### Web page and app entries
────

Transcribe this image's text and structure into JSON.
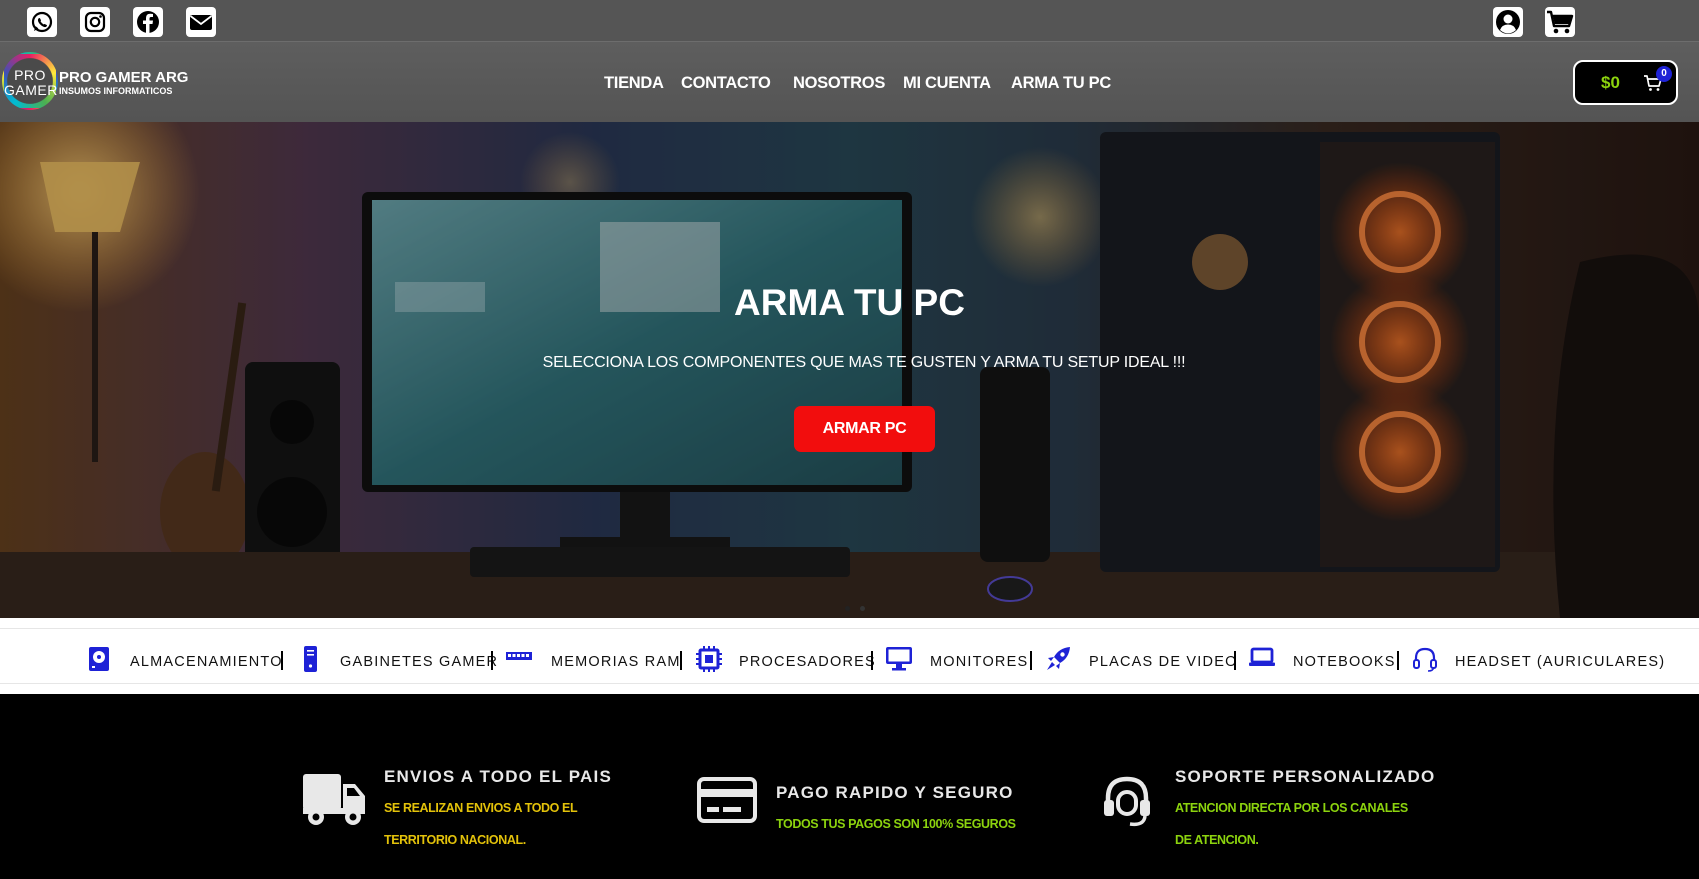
{
  "topbar": {
    "social_icons": [
      "whatsapp-icon",
      "instagram-icon",
      "facebook-icon",
      "envelope-icon"
    ],
    "right_icons": [
      "user-account-icon",
      "cart-icon"
    ]
  },
  "logo": {
    "badge_line1": "PRO",
    "badge_line2": "GAMER",
    "title": "PRO GAMER ARG",
    "subtitle": "INSUMOS INFORMATICOS"
  },
  "nav": {
    "items": [
      "TIENDA",
      "CONTACTO",
      "NOSOTROS",
      "MI CUENTA",
      "ARMA TU PC"
    ]
  },
  "cart": {
    "amount": "$0",
    "count": "0"
  },
  "hero": {
    "title": "ARMA TU PC",
    "subtitle": "SELECCIONA LOS COMPONENTES QUE MAS TE GUSTEN Y ARMA TU SETUP IDEAL !!!",
    "button": "ARMAR PC"
  },
  "categories": [
    {
      "label": "ALMACENAMIENTO",
      "icon": "hard-drive-icon"
    },
    {
      "label": "GABINETES GAMER",
      "icon": "pc-tower-icon"
    },
    {
      "label": "MEMORIAS RAM",
      "icon": "memory-icon"
    },
    {
      "label": "PROCESADORES",
      "icon": "cpu-chip-icon"
    },
    {
      "label": "MONITORES",
      "icon": "monitor-icon"
    },
    {
      "label": "PLACAS DE VIDEO",
      "icon": "rocket-icon"
    },
    {
      "label": "NOTEBOOKS",
      "icon": "laptop-icon"
    },
    {
      "label": "HEADSET (AURICULARES)",
      "icon": "headset-icon"
    }
  ],
  "features": [
    {
      "title": "ENVIOS A TODO EL PAIS",
      "line1": "SE REALIZAN ENVIOS A TODO EL",
      "line2": "TERRITORIO NACIONAL.",
      "icon": "truck-icon"
    },
    {
      "title": "PAGO RAPIDO Y SEGURO",
      "line1": "TODOS TUS PAGOS SON 100% SEGUROS",
      "icon": "credit-card-icon"
    },
    {
      "title": "SOPORTE PERSONALIZADO",
      "line1": "ATENCION DIRECTA POR LOS CANALES",
      "line2": "DE ATENCION.",
      "icon": "headset-support-icon"
    }
  ],
  "colors": {
    "accent_red": "#f20d0d",
    "accent_green": "#8cd30e",
    "accent_yellow": "#e3c20a",
    "category_icon_blue": "#1e22d6"
  }
}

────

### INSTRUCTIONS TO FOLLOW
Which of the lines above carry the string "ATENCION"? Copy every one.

### WRITTEN SOLUTION
      "line1": "ATENCION DIRECTA POR LOS CANALES",
      "line2": "DE ATENCION.",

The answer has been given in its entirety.